[Start of Attachment]

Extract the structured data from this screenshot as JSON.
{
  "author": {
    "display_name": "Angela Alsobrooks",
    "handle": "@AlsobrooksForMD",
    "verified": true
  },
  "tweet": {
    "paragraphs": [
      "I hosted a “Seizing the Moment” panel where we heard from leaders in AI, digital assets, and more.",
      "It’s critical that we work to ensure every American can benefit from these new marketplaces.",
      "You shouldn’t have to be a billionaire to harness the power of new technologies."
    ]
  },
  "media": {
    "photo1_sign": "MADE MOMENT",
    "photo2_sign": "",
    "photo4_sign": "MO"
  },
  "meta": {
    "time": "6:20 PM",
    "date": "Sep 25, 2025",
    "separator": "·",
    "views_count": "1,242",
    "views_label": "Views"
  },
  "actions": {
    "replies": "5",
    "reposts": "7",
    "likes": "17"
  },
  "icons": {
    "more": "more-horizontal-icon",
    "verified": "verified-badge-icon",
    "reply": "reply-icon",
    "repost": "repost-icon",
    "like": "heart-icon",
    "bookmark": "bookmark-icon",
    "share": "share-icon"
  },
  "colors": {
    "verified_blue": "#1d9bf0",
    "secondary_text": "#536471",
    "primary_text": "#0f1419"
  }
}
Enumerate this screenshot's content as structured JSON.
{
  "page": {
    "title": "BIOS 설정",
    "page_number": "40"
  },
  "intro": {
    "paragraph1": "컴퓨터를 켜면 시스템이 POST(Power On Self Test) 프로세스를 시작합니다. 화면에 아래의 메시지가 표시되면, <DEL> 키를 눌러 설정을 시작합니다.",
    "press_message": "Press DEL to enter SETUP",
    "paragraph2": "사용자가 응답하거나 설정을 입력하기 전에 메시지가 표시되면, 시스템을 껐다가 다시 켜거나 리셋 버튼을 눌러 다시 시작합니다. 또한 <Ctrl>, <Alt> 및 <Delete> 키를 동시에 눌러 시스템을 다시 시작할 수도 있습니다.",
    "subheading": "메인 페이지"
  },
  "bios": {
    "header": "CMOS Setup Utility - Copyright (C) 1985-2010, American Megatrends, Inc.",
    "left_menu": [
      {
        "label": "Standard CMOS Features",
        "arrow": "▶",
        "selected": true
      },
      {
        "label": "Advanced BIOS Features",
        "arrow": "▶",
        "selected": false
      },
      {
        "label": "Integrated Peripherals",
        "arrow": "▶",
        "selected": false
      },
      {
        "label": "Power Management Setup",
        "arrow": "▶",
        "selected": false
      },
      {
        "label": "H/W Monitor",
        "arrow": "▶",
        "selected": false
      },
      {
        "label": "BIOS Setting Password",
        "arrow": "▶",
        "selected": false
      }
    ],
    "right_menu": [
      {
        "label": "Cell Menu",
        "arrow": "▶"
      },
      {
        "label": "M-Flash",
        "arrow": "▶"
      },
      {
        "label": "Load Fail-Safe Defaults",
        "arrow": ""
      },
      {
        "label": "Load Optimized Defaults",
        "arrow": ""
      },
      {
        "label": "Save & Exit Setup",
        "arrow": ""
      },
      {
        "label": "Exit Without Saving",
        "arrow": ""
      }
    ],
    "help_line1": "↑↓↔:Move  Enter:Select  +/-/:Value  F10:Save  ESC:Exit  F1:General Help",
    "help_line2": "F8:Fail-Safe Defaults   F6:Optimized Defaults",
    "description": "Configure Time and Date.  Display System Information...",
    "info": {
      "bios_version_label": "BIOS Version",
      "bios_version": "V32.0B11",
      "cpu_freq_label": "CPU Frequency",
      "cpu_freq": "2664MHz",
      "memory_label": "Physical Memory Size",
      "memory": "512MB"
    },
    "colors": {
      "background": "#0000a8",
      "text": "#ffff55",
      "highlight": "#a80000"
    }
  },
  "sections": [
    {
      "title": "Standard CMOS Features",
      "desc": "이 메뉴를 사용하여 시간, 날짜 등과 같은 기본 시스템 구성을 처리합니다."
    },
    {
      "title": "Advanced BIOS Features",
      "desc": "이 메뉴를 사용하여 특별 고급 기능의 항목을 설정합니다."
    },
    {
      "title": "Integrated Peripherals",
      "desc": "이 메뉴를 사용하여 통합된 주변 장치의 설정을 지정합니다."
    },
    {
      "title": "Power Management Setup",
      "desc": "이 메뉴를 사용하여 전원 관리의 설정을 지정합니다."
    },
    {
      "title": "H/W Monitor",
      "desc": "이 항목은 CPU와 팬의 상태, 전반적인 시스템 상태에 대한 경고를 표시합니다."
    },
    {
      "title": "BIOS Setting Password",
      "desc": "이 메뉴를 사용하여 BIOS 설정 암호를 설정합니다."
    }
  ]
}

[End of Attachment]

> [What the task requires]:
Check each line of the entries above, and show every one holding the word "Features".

> [Your response]:
        "label": "Standard CMOS Features",
        "label": "Advanced BIOS Features",
      "title": "Standard CMOS Features",
      "title": "Advanced BIOS Features",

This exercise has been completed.